Implications of Death
Depending on how easy it is to die in your game, how easy it is for other players to kill one another, what happens when a player does die, how they recover their character from it, how they retrieve their items, and so on, all play a part in how death is perceived in your game. Ultimately, if you’re like most developers you want your game’s death system to have some bite, and for players to fear it for one reason or another, but you certainly don’t want players to hate it so much that they leave your game over it. Because death is an inevitable part of most games (and most likely yours!) it’s important to consider what your “death penalty” does to a player.
In most cases if a character is killed off for good as a result of dying, players will probably be incredibly upset and unsatisfied by those results unless this is readily expected from the beginning, and it’s easy for players to recover what they may have lost. In most cases games that have “perma” death tend to be games where players don’t get a chance (and aren’t expected) to become heavily attached to their characters. Additionally, games where perma death occurs don’t leave much room for player made history or development, especially if death is a frequent occurrence. Even the looming possibility of perm death, say after 100 disposable lives that players can come back from easily becomes a bit hard to digest. Unless you can find a way to work it into the game play and storyline flawlessly, it would be wise to keep your distance from such an approach.
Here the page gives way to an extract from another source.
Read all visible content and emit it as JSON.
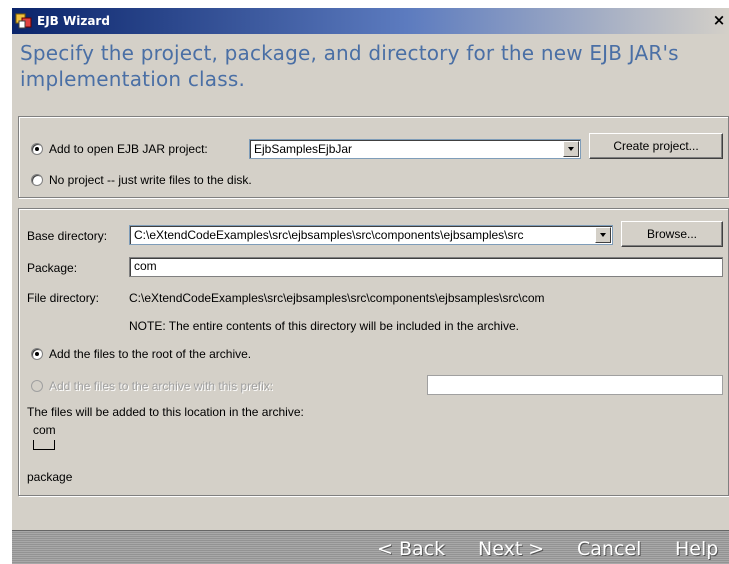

Like EVE, Guild Wars has a fairly balanced and reasonable approach to death. When players die, they don’t “perma” die, but they are resurrected at a shrine closest to where they were killed. When players set out to continue their journey, they have a timed handicap that limits their health and mana. If the player dies before the handicap has expired, their new penalty simply adds onto the old one. While not creating permanent stat penalties, this can slow down game play and force you to be a bit more careful as your progress (at least until your stats are restored).
Probably the most important factor to consider when determining what the penalties for death are is to decide and figure out how frequent death occurs for the normal player. If, like in Eve, it is fairly easy to blow up your ship and everything inside of it, you probably want to make death something that is 1. reasonable and 2. something that players can mitigate on their own (like in eve through purchasing insurance plans that protect your assets). While making sure that every player in your game is “happy” with every aspect of your game should not be your primary concern, making sure that at least most of your players are satisfied with the consequences for such a big system (like death) is incredibly important in retaining the people who play your game.
What do you think about all of this? Have you ever encountered a game that had an awesome method of dealing with player demises? Let us know!
– The Game Studio